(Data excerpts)
-------------------------

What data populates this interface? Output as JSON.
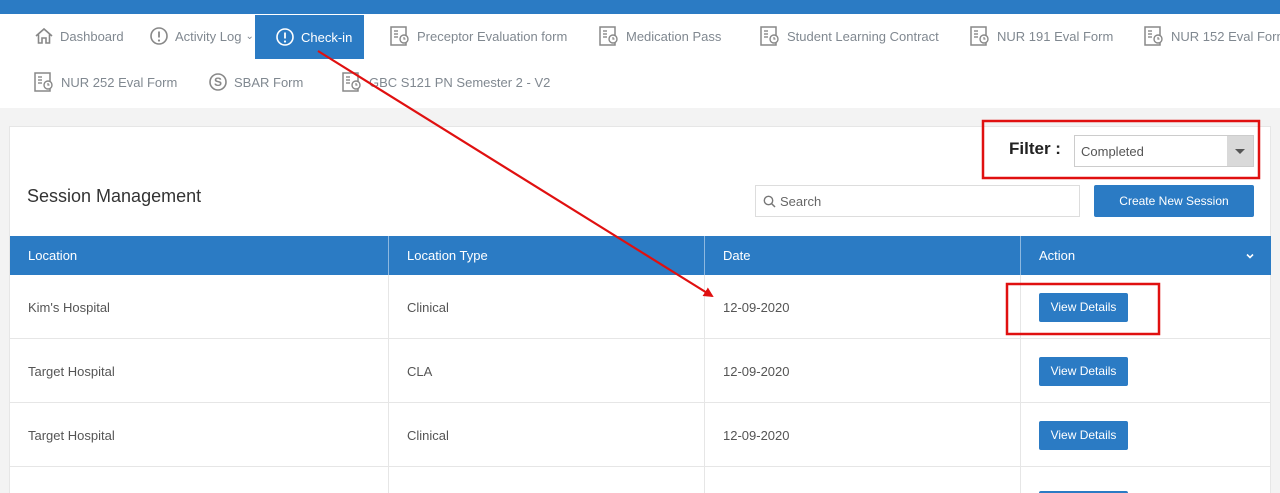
{
  "nav": {
    "items": [
      {
        "label": "Dashboard",
        "icon": "home-icon"
      },
      {
        "label": "Activity Log",
        "icon": "info-circle-icon",
        "has_dropdown": true
      },
      {
        "label": "Check-in",
        "icon": "info-circle-icon",
        "active": true
      },
      {
        "label": "Preceptor Evaluation form",
        "icon": "form-icon"
      },
      {
        "label": "Medication Pass",
        "icon": "form-icon"
      },
      {
        "label": "Student Learning Contract",
        "icon": "form-icon"
      },
      {
        "label": "NUR 191 Eval Form",
        "icon": "form-icon"
      },
      {
        "label": "NUR 152 Eval Form",
        "icon": "form-icon"
      },
      {
        "label": "NUR 252 Eval Form",
        "icon": "form-icon"
      },
      {
        "label": "SBAR Form",
        "icon": "s-circle-icon"
      },
      {
        "label": "GBC S121  PN Semester 2 - V2",
        "icon": "form-icon"
      }
    ]
  },
  "filter": {
    "label": "Filter :",
    "selected": "Completed"
  },
  "page": {
    "title": "Session Management"
  },
  "search": {
    "placeholder": "Search"
  },
  "actions": {
    "create_label": "Create New Session"
  },
  "table": {
    "headers": [
      "Location",
      "Location Type",
      "Date",
      "Action"
    ],
    "rows": [
      {
        "location": "Kim's Hospital",
        "type": "Clinical",
        "date": "12-09-2020",
        "action": "View Details"
      },
      {
        "location": "Target Hospital",
        "type": "CLA",
        "date": "12-09-2020",
        "action": "View Details"
      },
      {
        "location": "Target Hospital",
        "type": "Clinical",
        "date": "12-09-2020",
        "action": "View Details"
      }
    ]
  },
  "colors": {
    "primary": "#2b7bc4",
    "annotation": "#e01010"
  }
}
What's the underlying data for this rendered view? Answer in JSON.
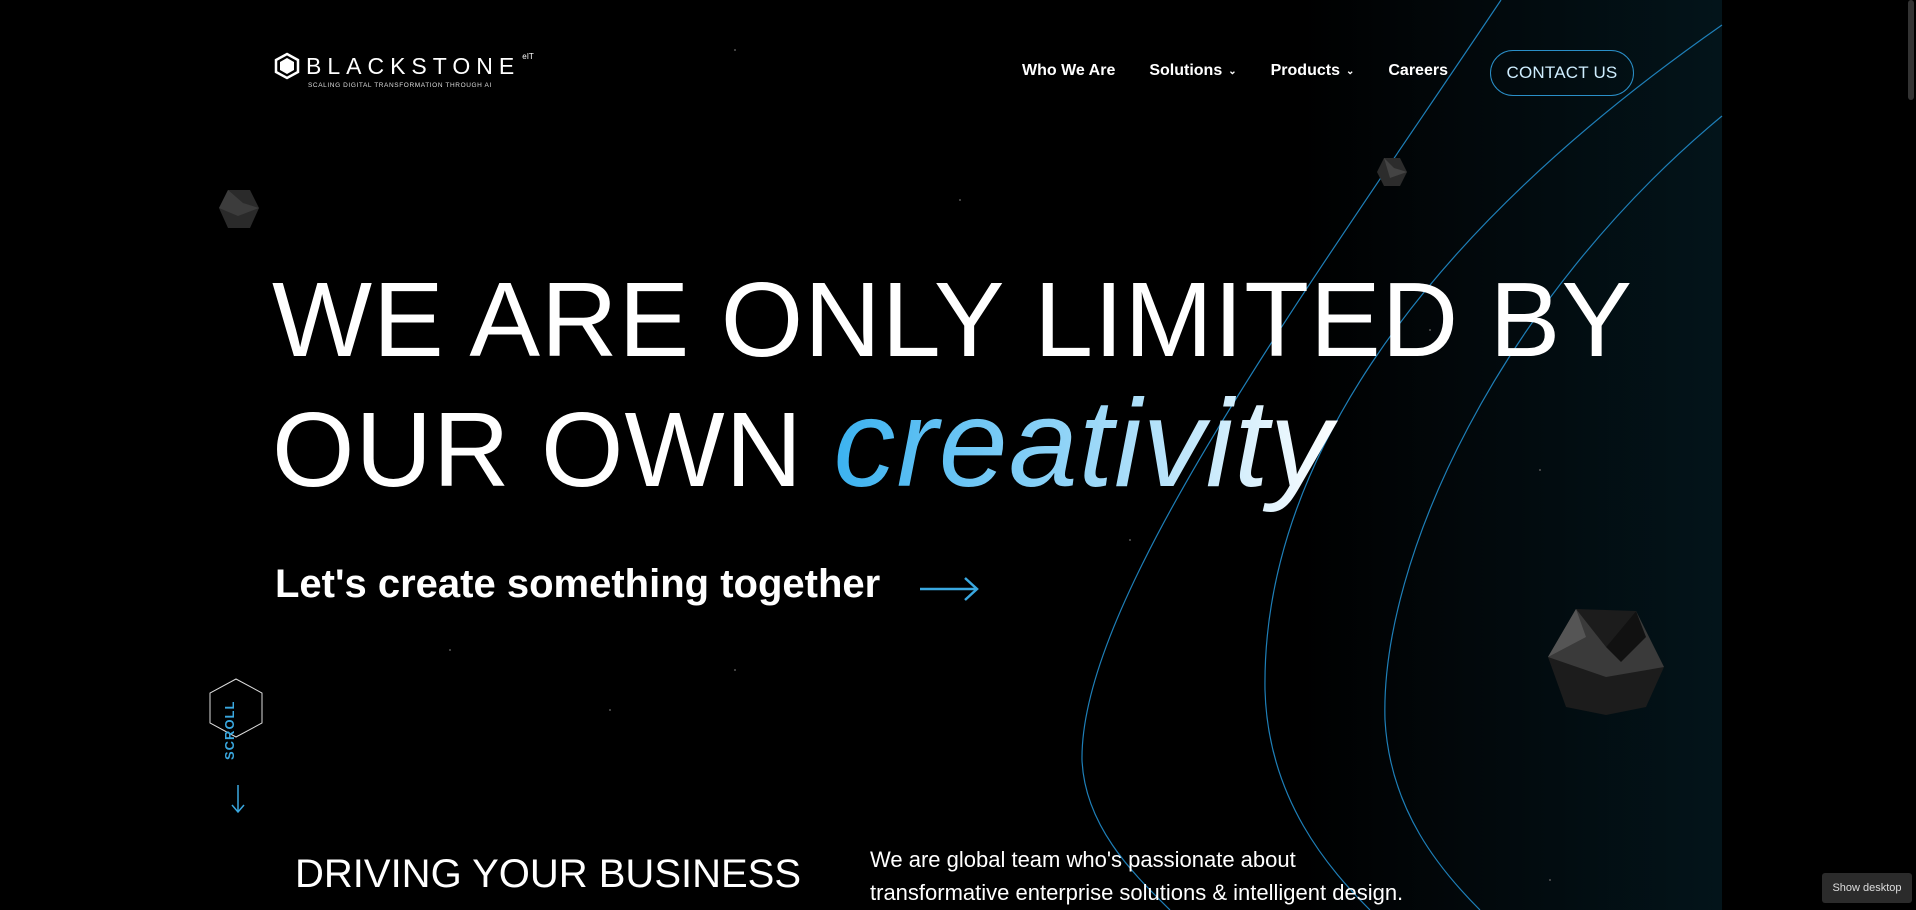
{
  "brand": {
    "name": "BLACKSTONE",
    "superscript": "eIT",
    "tagline": "SCALING DIGITAL TRANSFORMATION THROUGH AI"
  },
  "nav": {
    "items": [
      {
        "label": "Who We Are"
      },
      {
        "label": "Solutions"
      },
      {
        "label": "Products"
      },
      {
        "label": "Careers"
      }
    ],
    "chevron": "⌄",
    "contact_label": "CONTACT US"
  },
  "hero": {
    "line1": "WE ARE ONLY LIMITED BY",
    "line2_prefix": "OUR OWN ",
    "line2_highlight": "creativity",
    "cta": "Let's create something together"
  },
  "scroll": {
    "label": "SCROLL"
  },
  "section": {
    "heading": "DRIVING YOUR BUSINESS",
    "paragraph": "We are global team who's passionate about transformative enterprise solutions & intelligent design. Our team creates an"
  },
  "system": {
    "tooltip": "Show desktop"
  },
  "colors": {
    "accent": "#3bb2f0",
    "line": "#1e7fb8"
  }
}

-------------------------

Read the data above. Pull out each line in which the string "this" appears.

## Task response
What data populates this interface? Output as JSON.
What's the underlying data for this rendered view? Answer in JSON.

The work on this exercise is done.